Supporters of Wisconsin’s concealed weapons law insist it will save lives – and that might have been the case during a road rage incident in Wausau. It happened on Tuesday along the Highway 29 expressway. Police said an 49-year-old Appleton man was driving into town from the west, when his S-U-V passed a van – and the van started ramming the S-U-V from behind. The Appleton man called 9-1-1, and a dispatcher told him to wait in a parking lot for an officer. In the meantime, the attackers followed the man – and police said the couple got out and started beating him and stabbing him with their vehicle keys. The man pulled his concealed gun, and the two backed off. A 30-year-old man and a 26-year-old woman from Michigan were arrested on possible charges of battery and disorderly conduct. The S-U-V driver had a legal state concealed carry permit, and police say he will not be criminally charged.

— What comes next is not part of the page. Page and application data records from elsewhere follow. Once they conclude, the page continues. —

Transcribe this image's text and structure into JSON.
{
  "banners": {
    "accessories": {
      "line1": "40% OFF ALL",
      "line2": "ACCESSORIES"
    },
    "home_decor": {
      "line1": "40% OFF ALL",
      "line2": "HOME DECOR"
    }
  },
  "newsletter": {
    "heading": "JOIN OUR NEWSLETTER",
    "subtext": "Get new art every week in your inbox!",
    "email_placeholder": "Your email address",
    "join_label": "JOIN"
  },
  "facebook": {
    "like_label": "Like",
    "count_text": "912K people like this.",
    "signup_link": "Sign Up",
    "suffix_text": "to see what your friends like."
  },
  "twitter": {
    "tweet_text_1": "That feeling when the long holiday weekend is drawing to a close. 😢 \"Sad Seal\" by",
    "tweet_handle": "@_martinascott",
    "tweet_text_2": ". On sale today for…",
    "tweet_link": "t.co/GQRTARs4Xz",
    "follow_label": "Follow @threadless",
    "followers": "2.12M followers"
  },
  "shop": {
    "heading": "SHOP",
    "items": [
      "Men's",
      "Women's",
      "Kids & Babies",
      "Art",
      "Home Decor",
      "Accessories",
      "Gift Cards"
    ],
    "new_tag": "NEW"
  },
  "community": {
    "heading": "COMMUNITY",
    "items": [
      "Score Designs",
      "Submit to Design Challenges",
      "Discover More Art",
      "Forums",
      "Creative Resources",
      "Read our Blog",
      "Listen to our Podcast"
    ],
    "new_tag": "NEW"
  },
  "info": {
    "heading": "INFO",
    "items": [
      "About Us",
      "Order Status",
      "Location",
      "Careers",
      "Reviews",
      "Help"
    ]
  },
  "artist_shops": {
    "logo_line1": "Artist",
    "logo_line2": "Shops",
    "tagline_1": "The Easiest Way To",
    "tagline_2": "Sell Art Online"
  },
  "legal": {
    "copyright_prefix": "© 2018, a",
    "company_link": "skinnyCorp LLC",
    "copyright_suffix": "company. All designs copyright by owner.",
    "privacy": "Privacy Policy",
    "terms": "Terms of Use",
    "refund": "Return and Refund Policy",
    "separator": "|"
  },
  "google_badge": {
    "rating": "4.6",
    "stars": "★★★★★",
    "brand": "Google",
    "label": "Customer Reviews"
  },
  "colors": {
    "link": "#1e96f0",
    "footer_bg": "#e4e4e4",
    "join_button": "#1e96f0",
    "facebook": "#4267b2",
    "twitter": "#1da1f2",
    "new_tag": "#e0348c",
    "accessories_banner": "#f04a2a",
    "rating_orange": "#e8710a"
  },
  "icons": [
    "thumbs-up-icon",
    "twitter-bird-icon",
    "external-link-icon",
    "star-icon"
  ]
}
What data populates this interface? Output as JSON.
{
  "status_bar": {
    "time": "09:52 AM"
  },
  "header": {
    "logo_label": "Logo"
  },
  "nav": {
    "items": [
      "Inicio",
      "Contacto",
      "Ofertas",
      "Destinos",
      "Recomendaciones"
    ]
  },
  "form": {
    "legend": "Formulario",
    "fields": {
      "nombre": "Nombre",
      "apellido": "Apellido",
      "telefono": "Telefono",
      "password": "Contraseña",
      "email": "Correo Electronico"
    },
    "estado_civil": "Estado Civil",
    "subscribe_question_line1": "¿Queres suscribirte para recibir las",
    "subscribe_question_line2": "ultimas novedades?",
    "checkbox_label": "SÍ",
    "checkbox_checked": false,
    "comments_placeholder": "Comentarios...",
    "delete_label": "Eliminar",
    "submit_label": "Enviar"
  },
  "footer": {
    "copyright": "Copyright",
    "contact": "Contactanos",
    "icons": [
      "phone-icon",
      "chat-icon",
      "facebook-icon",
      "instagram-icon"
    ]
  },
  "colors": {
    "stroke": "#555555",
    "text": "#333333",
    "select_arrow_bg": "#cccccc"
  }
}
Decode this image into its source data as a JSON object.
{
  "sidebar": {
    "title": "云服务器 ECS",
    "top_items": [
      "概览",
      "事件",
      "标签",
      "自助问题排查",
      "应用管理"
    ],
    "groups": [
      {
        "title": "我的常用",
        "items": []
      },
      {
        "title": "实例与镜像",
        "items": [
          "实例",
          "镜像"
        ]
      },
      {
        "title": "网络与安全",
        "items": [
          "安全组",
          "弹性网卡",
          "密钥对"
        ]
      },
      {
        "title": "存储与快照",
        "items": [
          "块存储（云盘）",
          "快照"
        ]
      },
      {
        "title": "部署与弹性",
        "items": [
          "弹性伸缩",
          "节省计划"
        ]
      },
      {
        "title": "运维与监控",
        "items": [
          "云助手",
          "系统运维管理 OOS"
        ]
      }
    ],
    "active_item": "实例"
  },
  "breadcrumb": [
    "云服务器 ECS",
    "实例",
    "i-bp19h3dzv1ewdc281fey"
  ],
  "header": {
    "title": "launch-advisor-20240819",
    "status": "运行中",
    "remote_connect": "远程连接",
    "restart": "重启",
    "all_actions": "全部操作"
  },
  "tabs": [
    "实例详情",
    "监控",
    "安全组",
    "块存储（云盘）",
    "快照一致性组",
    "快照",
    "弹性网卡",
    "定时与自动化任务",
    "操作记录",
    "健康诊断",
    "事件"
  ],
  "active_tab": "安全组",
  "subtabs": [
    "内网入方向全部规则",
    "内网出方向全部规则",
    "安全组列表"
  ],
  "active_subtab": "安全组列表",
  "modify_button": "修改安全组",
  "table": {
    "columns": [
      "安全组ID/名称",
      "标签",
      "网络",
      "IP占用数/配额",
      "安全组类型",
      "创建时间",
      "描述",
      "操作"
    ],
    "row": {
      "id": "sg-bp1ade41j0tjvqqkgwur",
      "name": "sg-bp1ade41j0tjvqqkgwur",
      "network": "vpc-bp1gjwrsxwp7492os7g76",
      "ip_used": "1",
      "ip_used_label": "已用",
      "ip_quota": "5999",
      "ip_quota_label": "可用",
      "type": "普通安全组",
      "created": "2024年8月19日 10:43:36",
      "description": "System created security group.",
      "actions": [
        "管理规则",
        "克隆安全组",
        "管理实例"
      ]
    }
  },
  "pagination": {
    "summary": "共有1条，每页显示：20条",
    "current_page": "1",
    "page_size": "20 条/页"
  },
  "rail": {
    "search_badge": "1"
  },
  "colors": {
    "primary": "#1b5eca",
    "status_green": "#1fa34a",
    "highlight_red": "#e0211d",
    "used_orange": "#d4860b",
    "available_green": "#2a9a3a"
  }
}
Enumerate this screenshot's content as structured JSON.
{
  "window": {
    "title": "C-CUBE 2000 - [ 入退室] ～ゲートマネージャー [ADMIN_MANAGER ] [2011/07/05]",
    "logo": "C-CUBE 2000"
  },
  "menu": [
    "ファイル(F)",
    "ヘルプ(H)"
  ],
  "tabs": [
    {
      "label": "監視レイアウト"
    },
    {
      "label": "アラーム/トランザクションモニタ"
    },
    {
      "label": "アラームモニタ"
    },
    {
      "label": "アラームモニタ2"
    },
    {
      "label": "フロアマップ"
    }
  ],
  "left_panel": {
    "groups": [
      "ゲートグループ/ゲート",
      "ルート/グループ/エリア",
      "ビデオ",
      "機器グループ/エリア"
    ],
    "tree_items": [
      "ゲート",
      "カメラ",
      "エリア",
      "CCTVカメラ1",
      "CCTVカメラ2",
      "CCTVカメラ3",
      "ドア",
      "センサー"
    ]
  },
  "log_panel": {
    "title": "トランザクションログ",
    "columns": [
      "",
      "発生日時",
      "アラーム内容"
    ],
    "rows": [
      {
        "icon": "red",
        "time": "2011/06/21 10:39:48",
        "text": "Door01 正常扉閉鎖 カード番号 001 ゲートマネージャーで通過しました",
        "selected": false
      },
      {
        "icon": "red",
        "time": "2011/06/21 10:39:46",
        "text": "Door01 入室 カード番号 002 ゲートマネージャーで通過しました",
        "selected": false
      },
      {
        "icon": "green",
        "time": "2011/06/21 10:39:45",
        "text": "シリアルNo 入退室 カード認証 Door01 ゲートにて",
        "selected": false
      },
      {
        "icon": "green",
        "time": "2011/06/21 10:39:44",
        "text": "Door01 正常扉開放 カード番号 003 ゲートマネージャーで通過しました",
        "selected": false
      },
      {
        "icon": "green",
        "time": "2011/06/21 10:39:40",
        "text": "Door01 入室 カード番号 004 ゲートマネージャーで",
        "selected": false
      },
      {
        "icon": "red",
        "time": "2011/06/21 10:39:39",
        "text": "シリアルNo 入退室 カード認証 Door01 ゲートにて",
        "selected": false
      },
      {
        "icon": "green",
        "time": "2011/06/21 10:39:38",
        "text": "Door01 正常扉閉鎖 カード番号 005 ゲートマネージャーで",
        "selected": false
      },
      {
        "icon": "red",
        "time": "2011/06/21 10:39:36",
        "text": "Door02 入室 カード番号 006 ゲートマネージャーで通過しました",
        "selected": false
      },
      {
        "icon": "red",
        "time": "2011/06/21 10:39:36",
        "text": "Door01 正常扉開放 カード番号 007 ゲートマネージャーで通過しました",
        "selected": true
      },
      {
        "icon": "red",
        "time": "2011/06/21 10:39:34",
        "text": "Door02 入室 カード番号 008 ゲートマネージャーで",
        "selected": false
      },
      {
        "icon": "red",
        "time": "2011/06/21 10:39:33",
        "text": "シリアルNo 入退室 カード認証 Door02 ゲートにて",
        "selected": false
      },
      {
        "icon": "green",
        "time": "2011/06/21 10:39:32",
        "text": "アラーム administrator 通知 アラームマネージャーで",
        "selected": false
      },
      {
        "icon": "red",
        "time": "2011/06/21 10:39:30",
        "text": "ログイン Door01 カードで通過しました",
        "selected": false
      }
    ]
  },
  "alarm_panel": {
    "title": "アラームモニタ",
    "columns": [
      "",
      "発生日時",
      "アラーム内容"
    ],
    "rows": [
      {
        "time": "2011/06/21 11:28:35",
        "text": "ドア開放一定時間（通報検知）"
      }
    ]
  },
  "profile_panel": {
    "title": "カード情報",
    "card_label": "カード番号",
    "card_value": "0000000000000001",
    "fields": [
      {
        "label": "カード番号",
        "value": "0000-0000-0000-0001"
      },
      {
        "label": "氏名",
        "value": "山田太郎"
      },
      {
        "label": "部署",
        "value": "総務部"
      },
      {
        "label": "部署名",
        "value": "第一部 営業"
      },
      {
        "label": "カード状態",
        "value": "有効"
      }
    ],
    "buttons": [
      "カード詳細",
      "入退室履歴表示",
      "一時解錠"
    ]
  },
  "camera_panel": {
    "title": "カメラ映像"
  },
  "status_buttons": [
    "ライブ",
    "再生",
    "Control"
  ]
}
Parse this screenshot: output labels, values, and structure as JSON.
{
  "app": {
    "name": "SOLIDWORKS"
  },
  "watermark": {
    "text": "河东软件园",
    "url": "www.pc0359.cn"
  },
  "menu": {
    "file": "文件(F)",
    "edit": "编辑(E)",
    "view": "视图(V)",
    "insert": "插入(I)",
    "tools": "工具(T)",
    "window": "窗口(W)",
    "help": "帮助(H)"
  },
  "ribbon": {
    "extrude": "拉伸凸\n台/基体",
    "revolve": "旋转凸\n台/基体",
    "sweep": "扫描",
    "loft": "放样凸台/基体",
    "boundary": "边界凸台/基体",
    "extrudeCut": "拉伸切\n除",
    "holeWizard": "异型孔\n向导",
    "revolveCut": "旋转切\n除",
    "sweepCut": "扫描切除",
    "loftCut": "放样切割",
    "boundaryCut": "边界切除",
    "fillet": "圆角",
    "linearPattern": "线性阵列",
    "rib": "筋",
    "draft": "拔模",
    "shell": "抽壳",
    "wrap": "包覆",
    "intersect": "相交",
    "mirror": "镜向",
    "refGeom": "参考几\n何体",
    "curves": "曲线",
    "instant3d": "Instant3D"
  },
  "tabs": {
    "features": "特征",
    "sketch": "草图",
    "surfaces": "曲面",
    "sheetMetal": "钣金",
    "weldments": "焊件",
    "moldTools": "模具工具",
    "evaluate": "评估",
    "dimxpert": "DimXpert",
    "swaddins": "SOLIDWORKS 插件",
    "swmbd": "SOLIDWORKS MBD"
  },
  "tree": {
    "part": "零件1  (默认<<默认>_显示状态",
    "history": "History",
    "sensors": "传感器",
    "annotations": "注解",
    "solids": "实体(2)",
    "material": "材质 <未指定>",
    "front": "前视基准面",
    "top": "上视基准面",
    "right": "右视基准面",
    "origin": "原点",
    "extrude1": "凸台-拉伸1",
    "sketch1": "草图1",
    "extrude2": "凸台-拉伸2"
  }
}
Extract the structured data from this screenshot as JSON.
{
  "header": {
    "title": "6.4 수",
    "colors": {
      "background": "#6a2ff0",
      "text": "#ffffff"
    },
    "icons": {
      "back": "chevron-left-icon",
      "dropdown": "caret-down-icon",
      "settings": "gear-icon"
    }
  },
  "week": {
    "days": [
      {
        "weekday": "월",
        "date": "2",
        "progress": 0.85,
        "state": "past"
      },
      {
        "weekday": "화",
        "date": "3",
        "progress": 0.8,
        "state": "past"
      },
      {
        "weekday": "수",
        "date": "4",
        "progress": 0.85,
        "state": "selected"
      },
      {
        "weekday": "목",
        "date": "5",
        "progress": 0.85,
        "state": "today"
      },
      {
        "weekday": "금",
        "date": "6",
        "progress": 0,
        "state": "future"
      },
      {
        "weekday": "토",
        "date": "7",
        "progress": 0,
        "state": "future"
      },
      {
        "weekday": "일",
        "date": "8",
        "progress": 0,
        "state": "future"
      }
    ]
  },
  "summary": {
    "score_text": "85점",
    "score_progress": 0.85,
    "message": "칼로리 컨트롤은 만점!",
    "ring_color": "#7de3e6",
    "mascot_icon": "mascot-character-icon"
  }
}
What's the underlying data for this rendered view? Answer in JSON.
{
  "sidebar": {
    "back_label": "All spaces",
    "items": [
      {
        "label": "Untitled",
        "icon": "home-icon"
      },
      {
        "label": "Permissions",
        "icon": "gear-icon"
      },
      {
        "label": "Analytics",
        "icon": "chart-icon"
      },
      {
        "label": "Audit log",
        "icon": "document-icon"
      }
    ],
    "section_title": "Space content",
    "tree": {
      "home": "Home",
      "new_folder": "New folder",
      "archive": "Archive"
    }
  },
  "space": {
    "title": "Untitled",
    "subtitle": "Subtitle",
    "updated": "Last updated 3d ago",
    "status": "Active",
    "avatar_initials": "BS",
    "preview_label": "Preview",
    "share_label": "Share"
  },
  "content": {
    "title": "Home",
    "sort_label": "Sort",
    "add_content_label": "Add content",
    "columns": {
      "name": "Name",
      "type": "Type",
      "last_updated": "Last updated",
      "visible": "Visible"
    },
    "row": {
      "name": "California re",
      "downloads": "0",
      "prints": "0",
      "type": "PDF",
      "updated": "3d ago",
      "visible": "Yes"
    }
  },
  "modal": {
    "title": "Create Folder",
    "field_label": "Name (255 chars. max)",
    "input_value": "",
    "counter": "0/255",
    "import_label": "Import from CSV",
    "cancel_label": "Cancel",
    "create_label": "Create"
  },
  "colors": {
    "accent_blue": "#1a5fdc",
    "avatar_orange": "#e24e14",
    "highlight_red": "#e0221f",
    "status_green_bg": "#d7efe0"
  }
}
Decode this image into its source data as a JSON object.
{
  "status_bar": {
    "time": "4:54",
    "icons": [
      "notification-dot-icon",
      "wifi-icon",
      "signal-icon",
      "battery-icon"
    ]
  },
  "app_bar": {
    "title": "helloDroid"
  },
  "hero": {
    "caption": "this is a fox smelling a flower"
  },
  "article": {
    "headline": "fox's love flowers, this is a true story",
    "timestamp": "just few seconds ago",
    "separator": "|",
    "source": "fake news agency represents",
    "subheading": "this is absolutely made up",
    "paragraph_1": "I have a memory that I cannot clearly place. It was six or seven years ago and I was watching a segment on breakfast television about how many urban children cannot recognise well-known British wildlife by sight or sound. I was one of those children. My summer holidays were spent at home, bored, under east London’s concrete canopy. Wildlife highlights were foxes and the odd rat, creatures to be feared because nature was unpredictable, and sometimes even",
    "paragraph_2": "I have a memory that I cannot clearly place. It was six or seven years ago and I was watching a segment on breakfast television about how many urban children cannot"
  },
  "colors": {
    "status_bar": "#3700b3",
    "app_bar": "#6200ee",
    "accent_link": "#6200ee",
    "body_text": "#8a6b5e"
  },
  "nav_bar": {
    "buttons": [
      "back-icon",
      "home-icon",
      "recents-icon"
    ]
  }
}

The U-W Board of Regents is about to decide whether to let a larger percentage of its students come from out-of-state. Right now, only 25-percent of students can come from outside Wisconsin, not including Minnesotans who pay in-state tuition under a long-time reciprocity agreement. And the Regents will consider an increase to 30-percent when they meet today and tomorrow. State Assembly Colleges Committee chairman Steve Nass objects. He says it might create fewer opportunities for Wisconsin students to attend the state’s largest campus in Madison. But officials say the proposal would add 200 more spots at Madison for Wisconsin freshmen. Spokesman David Giroux says the school is trying to strike a balance between giving access to Wisconsinites, while attracting the best-and-brightest from throughout the world. U-W Madison is the only school that’s close to the current out-of-state enrollment limit – and Provost Paul DeLuca says it’s difficult to stay under it. That’s because officials must estimate their enrollments each year, due to the growing numbers of students who apply at more than one college and go somewhere else. The proposal could also bring in more revenue, because out-of-state students generally pay higher tuition. Each percentage point in non-resident enrollments would give Madison an extra four-and-a-half million dollars a year. Nass said he was caught off-guard when the proposal was unveiled this week – and he wants to delay it so the public can have more of a say. But DeLuca says many lawmakers support the change – and he calls it a policy matter for the Regents – not a political matter for the Legislature.
Northwestern Mutual Life Insurance plans to build a new 30-story office building in downtown Milwaukee, to replace at 16-story structure that faces high maintenance costs. The company announced the 300-million-dollar project yesterday. It asked for 48-million in tax incremental financing from the city. Northwestern Mutual said it would spend the money up-front, and then receive its allowable property tax breaks over the next 25 years. About 11-hundred employees in the old building would move to a temporary facility while the new and larger building is built. Northwestern Mutual has said it would add up to 17-hundred more downtown Milwaukee employees by 2027. C-E-O John Schlifske calls the new project quote, “a signature development that makes a huge statement about the attractiveness of the whole Milwaukee metro area.” He said it would guarantee that Northwestern Mutual plays a vital role in the city for generations to come. Mayor Tom Barrett said the proposal sends a quote, “tremendous message” about the viability of downtown Milwaukee.
Wisconsin voters were much more generous to their local school districts in November than they’ve been lately. According to the state’s Taxpayers Alliance, 70-percent of the 38 construction and revenue proposals were approved. And the schools’ success rate was 50-percent higher than it was two years ago. Alliance president Todd Berry says money remains tight, especially in smaller school districts. But if people believe in a project, and they know their money is spent wisely, Berry says voters will give their approval. The state’s largest building referendum was approved by a 2-to-1 margin in the Middleton-Cross Plains district, where almost 60-million dollars will be spent for additions and renovations to two middle schools. Voters also said yes to a number of requests by school districts to exceed their state-mandated revenue limits – in some cases, just to continue current programs. Marshfield voters approved the state’s largest revenue cap exemption. They agreed to pay an extra two-and-a-half million dollars a year for the next four years.